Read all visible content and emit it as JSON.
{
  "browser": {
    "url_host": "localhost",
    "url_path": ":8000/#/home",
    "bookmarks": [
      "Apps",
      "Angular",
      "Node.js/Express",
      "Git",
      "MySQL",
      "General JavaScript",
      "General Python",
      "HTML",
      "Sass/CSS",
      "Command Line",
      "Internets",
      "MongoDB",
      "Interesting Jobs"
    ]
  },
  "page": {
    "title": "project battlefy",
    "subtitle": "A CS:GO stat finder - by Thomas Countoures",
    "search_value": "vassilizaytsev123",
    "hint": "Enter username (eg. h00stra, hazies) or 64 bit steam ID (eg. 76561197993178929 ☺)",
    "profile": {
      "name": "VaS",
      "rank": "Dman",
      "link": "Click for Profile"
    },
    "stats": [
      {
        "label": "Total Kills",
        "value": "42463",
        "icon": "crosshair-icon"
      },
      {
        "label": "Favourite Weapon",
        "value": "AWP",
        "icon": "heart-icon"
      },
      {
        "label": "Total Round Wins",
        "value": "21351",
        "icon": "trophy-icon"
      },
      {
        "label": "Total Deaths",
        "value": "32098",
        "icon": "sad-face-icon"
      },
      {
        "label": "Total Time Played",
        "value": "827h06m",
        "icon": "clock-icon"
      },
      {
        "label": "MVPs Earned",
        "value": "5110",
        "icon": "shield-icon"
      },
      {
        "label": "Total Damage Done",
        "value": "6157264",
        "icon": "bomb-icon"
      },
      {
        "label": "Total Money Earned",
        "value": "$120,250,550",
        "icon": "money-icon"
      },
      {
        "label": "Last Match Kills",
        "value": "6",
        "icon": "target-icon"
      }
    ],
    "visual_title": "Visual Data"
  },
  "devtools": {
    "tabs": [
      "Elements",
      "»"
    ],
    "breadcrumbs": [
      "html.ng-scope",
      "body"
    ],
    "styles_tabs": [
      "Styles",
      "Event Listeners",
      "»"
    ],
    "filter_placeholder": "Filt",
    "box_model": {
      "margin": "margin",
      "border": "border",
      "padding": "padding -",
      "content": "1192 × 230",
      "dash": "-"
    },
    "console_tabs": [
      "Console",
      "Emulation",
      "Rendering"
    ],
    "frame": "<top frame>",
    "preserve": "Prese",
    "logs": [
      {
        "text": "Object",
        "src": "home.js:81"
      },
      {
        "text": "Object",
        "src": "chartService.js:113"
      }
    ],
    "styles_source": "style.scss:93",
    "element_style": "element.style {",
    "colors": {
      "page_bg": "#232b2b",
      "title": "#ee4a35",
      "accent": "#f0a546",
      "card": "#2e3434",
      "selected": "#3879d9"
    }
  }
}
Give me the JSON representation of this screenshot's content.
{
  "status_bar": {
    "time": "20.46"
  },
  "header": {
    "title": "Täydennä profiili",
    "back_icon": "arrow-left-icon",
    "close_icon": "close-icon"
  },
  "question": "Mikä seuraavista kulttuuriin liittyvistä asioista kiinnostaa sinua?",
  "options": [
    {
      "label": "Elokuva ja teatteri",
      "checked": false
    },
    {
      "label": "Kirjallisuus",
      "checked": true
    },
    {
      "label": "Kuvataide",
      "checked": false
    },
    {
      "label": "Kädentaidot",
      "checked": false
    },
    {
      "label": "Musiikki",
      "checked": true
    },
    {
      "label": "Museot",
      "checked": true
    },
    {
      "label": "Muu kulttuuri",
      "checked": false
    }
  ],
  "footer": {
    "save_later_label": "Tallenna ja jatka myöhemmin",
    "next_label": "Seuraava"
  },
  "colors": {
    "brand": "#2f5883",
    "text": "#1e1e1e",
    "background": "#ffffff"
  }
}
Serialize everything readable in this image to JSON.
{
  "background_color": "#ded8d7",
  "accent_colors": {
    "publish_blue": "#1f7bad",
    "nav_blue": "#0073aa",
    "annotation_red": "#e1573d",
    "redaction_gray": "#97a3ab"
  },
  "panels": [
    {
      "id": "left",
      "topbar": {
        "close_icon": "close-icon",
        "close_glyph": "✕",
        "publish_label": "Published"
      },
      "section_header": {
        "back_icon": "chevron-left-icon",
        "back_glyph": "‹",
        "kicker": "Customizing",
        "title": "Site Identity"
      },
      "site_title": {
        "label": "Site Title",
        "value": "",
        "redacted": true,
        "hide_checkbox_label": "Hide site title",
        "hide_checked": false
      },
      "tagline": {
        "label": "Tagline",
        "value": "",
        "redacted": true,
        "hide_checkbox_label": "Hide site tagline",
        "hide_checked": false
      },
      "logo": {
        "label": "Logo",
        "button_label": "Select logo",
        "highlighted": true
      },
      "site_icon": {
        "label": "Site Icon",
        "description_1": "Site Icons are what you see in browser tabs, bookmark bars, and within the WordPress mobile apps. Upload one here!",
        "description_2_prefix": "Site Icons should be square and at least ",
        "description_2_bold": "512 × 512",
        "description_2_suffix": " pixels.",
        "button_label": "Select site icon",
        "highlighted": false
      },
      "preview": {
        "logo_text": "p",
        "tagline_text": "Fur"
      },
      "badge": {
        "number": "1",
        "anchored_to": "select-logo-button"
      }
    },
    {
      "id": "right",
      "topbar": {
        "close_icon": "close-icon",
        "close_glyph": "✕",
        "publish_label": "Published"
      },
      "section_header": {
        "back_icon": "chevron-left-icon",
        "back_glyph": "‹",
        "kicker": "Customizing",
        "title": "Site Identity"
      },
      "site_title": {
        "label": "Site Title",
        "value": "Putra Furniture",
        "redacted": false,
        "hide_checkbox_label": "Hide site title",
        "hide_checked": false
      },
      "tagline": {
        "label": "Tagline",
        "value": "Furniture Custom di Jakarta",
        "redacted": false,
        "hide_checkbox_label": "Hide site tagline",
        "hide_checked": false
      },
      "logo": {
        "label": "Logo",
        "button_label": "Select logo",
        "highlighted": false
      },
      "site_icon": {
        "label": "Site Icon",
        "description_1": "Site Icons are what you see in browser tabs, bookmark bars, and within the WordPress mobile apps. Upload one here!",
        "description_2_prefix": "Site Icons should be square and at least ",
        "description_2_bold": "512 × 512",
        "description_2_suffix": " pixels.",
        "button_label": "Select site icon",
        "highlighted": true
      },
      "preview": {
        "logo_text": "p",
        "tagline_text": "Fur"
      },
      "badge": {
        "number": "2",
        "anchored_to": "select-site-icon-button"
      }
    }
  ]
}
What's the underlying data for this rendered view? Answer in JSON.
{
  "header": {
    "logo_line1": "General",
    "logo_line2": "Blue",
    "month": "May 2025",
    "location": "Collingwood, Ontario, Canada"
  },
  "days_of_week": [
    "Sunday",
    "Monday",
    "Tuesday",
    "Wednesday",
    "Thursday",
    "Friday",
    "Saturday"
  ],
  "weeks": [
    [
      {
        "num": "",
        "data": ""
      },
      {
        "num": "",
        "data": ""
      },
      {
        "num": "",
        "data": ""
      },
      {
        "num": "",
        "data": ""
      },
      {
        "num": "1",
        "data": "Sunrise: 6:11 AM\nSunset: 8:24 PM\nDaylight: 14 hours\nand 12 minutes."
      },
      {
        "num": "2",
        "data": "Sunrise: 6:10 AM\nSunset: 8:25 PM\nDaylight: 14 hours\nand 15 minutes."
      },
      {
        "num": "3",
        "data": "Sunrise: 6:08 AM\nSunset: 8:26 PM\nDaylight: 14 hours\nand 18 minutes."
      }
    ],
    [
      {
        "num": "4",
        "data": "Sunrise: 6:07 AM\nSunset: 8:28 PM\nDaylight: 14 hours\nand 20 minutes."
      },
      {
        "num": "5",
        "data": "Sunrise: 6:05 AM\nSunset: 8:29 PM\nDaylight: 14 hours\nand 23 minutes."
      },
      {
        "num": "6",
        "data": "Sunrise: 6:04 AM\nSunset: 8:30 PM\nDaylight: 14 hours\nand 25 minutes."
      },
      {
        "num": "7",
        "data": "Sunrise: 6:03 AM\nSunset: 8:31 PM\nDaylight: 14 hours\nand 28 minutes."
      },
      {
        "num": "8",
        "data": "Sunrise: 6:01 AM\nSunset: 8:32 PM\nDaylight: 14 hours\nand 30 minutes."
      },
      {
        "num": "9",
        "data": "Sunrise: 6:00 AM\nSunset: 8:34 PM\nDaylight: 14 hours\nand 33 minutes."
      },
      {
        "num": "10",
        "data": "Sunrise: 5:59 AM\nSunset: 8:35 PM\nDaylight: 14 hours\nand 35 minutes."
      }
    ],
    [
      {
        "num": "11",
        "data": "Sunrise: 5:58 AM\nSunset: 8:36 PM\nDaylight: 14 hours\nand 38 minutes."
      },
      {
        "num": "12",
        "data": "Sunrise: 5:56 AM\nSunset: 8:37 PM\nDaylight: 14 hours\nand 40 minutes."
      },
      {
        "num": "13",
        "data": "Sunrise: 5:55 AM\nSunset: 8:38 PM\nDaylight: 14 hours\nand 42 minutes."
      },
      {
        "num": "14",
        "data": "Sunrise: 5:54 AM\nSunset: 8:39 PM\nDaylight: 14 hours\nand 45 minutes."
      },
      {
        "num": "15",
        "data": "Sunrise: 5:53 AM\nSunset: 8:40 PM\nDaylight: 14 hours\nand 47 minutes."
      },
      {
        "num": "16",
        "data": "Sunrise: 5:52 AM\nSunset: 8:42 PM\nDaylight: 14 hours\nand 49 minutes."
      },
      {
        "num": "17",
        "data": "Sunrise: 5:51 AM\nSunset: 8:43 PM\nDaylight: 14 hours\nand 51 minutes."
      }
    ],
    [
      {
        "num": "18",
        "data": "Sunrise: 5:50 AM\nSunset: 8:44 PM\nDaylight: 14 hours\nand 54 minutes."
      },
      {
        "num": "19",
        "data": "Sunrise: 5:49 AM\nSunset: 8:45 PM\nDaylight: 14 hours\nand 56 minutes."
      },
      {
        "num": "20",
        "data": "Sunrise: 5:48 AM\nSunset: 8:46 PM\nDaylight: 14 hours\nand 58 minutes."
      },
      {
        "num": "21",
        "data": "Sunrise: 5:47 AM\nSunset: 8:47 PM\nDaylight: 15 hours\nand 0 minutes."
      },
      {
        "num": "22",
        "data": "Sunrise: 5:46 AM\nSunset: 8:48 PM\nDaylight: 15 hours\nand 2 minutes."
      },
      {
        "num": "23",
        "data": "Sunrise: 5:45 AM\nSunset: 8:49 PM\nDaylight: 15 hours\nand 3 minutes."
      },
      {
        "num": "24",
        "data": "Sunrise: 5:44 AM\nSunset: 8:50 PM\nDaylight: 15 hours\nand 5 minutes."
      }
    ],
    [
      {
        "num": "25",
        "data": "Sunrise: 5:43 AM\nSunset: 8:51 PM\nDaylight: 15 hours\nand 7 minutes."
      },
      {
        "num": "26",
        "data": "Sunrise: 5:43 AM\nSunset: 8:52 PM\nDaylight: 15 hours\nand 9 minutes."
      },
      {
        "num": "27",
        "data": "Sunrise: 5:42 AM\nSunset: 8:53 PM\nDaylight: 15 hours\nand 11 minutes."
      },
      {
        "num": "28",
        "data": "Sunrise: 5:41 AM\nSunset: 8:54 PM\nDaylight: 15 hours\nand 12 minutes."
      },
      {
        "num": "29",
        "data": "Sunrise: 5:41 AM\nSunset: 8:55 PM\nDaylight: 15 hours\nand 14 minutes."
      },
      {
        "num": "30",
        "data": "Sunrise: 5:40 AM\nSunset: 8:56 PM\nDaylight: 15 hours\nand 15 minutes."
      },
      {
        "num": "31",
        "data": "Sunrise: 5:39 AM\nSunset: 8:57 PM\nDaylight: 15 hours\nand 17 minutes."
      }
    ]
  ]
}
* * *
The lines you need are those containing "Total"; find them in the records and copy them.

■ Final answer ■
        "label": "Total Kills",
        "label": "Total Round Wins",
        "label": "Total Deaths",
        "label": "Total Time Played",
        "label": "Total Damage Done",
        "label": "Total Money Earned",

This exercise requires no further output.